# Your instructions:
Your answer must be an exact copy of the listing.

# Input records:
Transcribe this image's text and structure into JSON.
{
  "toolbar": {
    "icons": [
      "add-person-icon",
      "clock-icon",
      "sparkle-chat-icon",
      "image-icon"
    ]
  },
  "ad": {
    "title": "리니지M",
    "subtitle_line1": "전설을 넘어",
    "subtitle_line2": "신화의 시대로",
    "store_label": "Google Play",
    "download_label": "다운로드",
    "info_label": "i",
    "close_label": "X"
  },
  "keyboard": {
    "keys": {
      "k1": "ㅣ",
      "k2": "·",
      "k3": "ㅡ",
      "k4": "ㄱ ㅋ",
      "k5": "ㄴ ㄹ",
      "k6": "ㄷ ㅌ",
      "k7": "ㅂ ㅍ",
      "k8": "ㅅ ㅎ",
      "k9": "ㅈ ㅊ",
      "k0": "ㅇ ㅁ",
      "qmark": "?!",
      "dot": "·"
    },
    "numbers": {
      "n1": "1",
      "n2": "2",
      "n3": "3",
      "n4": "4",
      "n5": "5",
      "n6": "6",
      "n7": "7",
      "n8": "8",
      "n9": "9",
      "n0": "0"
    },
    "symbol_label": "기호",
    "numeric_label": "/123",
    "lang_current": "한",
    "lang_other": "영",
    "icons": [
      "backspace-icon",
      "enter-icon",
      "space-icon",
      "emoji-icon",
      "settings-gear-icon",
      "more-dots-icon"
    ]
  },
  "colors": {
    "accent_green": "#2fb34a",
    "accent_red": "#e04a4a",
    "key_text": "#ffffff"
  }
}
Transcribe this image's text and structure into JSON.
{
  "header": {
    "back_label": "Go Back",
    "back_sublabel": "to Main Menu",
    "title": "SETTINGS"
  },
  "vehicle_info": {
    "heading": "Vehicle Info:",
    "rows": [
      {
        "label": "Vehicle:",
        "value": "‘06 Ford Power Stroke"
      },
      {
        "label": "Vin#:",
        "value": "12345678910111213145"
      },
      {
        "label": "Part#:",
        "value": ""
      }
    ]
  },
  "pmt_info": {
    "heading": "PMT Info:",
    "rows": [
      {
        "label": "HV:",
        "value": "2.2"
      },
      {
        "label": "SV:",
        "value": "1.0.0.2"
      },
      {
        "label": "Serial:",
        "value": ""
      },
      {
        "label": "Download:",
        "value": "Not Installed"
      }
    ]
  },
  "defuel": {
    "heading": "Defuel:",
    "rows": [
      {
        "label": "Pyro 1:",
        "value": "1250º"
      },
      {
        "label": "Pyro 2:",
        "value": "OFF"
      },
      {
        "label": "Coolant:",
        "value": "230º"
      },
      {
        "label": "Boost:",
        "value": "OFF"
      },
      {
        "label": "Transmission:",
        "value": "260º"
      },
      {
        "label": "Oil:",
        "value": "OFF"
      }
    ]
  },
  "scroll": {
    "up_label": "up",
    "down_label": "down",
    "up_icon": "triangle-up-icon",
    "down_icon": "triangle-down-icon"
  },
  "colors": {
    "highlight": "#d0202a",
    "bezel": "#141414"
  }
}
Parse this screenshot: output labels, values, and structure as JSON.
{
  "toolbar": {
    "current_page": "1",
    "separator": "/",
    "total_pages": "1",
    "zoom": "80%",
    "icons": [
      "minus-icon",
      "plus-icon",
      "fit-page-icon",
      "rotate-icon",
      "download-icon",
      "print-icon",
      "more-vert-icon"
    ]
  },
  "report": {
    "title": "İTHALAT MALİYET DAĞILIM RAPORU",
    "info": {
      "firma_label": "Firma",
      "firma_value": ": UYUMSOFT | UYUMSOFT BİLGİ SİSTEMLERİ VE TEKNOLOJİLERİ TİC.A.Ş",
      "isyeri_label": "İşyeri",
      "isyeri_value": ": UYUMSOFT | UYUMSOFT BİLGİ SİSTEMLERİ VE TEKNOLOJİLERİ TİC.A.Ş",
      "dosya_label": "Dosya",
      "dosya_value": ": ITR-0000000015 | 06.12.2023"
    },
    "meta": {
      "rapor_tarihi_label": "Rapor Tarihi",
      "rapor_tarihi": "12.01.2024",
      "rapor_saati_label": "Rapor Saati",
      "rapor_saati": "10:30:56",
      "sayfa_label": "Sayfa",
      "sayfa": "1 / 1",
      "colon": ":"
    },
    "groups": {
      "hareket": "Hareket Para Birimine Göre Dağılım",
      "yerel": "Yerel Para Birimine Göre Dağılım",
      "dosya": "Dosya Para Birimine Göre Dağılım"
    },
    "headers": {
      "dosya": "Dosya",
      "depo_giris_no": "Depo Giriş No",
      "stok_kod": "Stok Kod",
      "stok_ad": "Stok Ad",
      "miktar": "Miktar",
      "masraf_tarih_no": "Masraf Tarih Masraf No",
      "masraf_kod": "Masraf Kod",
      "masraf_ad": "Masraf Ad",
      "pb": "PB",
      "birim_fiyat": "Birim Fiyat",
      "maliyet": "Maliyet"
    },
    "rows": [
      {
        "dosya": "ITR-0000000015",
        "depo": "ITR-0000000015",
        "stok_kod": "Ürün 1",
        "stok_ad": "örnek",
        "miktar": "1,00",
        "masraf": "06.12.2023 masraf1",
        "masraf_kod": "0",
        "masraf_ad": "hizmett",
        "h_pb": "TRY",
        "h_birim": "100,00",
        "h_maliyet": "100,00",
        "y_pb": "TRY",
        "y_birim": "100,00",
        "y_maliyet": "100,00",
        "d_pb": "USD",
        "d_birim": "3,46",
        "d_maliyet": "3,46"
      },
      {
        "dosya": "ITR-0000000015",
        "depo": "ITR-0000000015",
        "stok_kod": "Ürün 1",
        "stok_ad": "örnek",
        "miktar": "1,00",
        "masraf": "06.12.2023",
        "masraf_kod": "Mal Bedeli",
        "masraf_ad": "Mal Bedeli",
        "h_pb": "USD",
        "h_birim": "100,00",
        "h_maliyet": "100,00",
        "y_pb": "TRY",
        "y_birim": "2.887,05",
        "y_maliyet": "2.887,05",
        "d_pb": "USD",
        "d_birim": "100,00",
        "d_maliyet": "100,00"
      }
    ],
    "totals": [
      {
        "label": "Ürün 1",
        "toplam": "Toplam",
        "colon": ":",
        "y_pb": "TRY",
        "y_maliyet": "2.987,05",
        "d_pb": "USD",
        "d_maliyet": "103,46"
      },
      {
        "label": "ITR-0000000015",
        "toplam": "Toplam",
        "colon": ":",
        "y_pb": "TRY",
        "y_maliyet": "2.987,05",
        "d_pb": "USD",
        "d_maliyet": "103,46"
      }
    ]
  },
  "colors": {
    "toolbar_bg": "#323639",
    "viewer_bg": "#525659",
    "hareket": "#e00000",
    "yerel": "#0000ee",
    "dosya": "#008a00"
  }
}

# Result for this exercise:
Transcribe this image's text and structure into JSON.
{
  "toolbar": {
    "icons": [
      "add-person-icon",
      "clock-icon",
      "sparkle-chat-icon",
      "image-icon"
    ]
  },
  "ad": {
    "title": "리니지M",
    "subtitle_line1": "전설을 넘어",
    "subtitle_line2": "신화의 시대로",
    "store_label": "Google Play",
    "download_label": "다운로드",
    "info_label": "i",
    "close_label": "X"
  },
  "keyboard": {
    "keys": {
      "k1": "ㅣ",
      "k2": "·",
      "k3": "ㅡ",
      "k4": "ㄱ ㅋ",
      "k5": "ㄴ ㄹ",
      "k6": "ㄷ ㅌ",
      "k7": "ㅂ ㅍ",
      "k8": "ㅅ ㅎ",
      "k9": "ㅈ ㅊ",
      "k0": "ㅇ ㅁ",
      "qmark": "?!",
      "dot": "·"
    },
    "numbers": {
      "n1": "1",
      "n2": "2",
      "n3": "3",
      "n4": "4",
      "n5": "5",
      "n6": "6",
      "n7": "7",
      "n8": "8",
      "n9": "9",
      "n0": "0"
    },
    "symbol_label": "기호",
    "numeric_label": "/123",
    "lang_current": "한",
    "lang_other": "영",
    "icons": [
      "backspace-icon",
      "enter-icon",
      "space-icon",
      "emoji-icon",
      "settings-gear-icon",
      "more-dots-icon"
    ]
  },
  "colors": {
    "accent_green": "#2fb34a",
    "accent_red": "#e04a4a",
    "key_text": "#ffffff"
  }
}
Transcribe this image's text and structure into JSON.
{
  "header": {
    "back_label": "Go Back",
    "back_sublabel": "to Main Menu",
    "title": "SETTINGS"
  },
  "vehicle_info": {
    "heading": "Vehicle Info:",
    "rows": [
      {
        "label": "Vehicle:",
        "value": "‘06 Ford Power Stroke"
      },
      {
        "label": "Vin#:",
        "value": "12345678910111213145"
      },
      {
        "label": "Part#:",
        "value": ""
      }
    ]
  },
  "pmt_info": {
    "heading": "PMT Info:",
    "rows": [
      {
        "label": "HV:",
        "value": "2.2"
      },
      {
        "label": "SV:",
        "value": "1.0.0.2"
      },
      {
        "label": "Serial:",
        "value": ""
      },
      {
        "label": "Download:",
        "value": "Not Installed"
      }
    ]
  },
  "defuel": {
    "heading": "Defuel:",
    "rows": [
      {
        "label": "Pyro 1:",
        "value": "1250º"
      },
      {
        "label": "Pyro 2:",
        "value": "OFF"
      },
      {
        "label": "Coolant:",
        "value": "230º"
      },
      {
        "label": "Boost:",
        "value": "OFF"
      },
      {
        "label": "Transmission:",
        "value": "260º"
      },
      {
        "label": "Oil:",
        "value": "OFF"
      }
    ]
  },
  "scroll": {
    "up_label": "up",
    "down_label": "down",
    "up_icon": "triangle-up-icon",
    "down_icon": "triangle-down-icon"
  },
  "colors": {
    "highlight": "#d0202a",
    "bezel": "#141414"
  }
}
Parse this screenshot: output labels, values, and structure as JSON.
{
  "toolbar": {
    "current_page": "1",
    "separator": "/",
    "total_pages": "1",
    "zoom": "80%",
    "icons": [
      "minus-icon",
      "plus-icon",
      "fit-page-icon",
      "rotate-icon",
      "download-icon",
      "print-icon",
      "more-vert-icon"
    ]
  },
  "report": {
    "title": "İTHALAT MALİYET DAĞILIM RAPORU",
    "info": {
      "firma_label": "Firma",
      "firma_value": ": UYUMSOFT | UYUMSOFT BİLGİ SİSTEMLERİ VE TEKNOLOJİLERİ TİC.A.Ş",
      "isyeri_label": "İşyeri",
      "isyeri_value": ": UYUMSOFT | UYUMSOFT BİLGİ SİSTEMLERİ VE TEKNOLOJİLERİ TİC.A.Ş",
      "dosya_label": "Dosya",
      "dosya_value": ": ITR-0000000015 | 06.12.2023"
    },
    "meta": {
      "rapor_tarihi_label": "Rapor Tarihi",
      "rapor_tarihi": "12.01.2024",
      "rapor_saati_label": "Rapor Saati",
      "rapor_saati": "10:30:56",
      "sayfa_label": "Sayfa",
      "sayfa": "1 / 1",
      "colon": ":"
    },
    "groups": {
      "hareket": "Hareket Para Birimine Göre Dağılım",
      "yerel": "Yerel Para Birimine Göre Dağılım",
      "dosya": "Dosya Para Birimine Göre Dağılım"
    },
    "headers": {
      "dosya": "Dosya",
      "depo_giris_no": "Depo Giriş No",
      "stok_kod": "Stok Kod",
      "stok_ad": "Stok Ad",
      "miktar": "Miktar",
      "masraf_tarih_no": "Masraf Tarih Masraf No",
      "masraf_kod": "Masraf Kod",
      "masraf_ad": "Masraf Ad",
      "pb": "PB",
      "birim_fiyat": "Birim Fiyat",
      "maliyet": "Maliyet"
    },
    "rows": [
      {
        "dosya": "ITR-0000000015",
        "depo": "ITR-0000000015",
        "stok_kod": "Ürün 1",
        "stok_ad": "örnek",
        "miktar": "1,00",
        "masraf": "06.12.2023 masraf1",
        "masraf_kod": "0",
        "masraf_ad": "hizmett",
        "h_pb": "TRY",
        "h_birim": "100,00",
        "h_maliyet": "100,00",
        "y_pb": "TRY",
        "y_birim": "100,00",
        "y_maliyet": "100,00",
        "d_pb": "USD",
        "d_birim": "3,46",
        "d_maliyet": "3,46"
      },
      {
        "dosya": "ITR-0000000015",
        "depo": "ITR-0000000015",
        "stok_kod": "Ürün 1",
        "stok_ad": "örnek",
        "miktar": "1,00",
        "masraf": "06.12.2023",
        "masraf_kod": "Mal Bedeli",
        "masraf_ad": "Mal Bedeli",
        "h_pb": "USD",
        "h_birim": "100,00",
        "h_maliyet": "100,00",
        "y_pb": "TRY",
        "y_birim": "2.887,05",
        "y_maliyet": "2.887,05",
        "d_pb": "USD",
        "d_birim": "100,00",
        "d_maliyet": "100,00"
      }
    ],
    "totals": [
      {
        "label": "Ürün 1",
        "toplam": "Toplam",
        "colon": ":",
        "y_pb": "TRY",
        "y_maliyet": "2.987,05",
        "d_pb": "USD",
        "d_maliyet": "103,46"
      },
      {
        "label": "ITR-0000000015",
        "toplam": "Toplam",
        "colon": ":",
        "y_pb": "TRY",
        "y_maliyet": "2.987,05",
        "d_pb": "USD",
        "d_maliyet": "103,46"
      }
    ]
  },
  "colors": {
    "toolbar_bg": "#323639",
    "viewer_bg": "#525659",
    "hareket": "#e00000",
    "yerel": "#0000ee",
    "dosya": "#008a00"
  }
}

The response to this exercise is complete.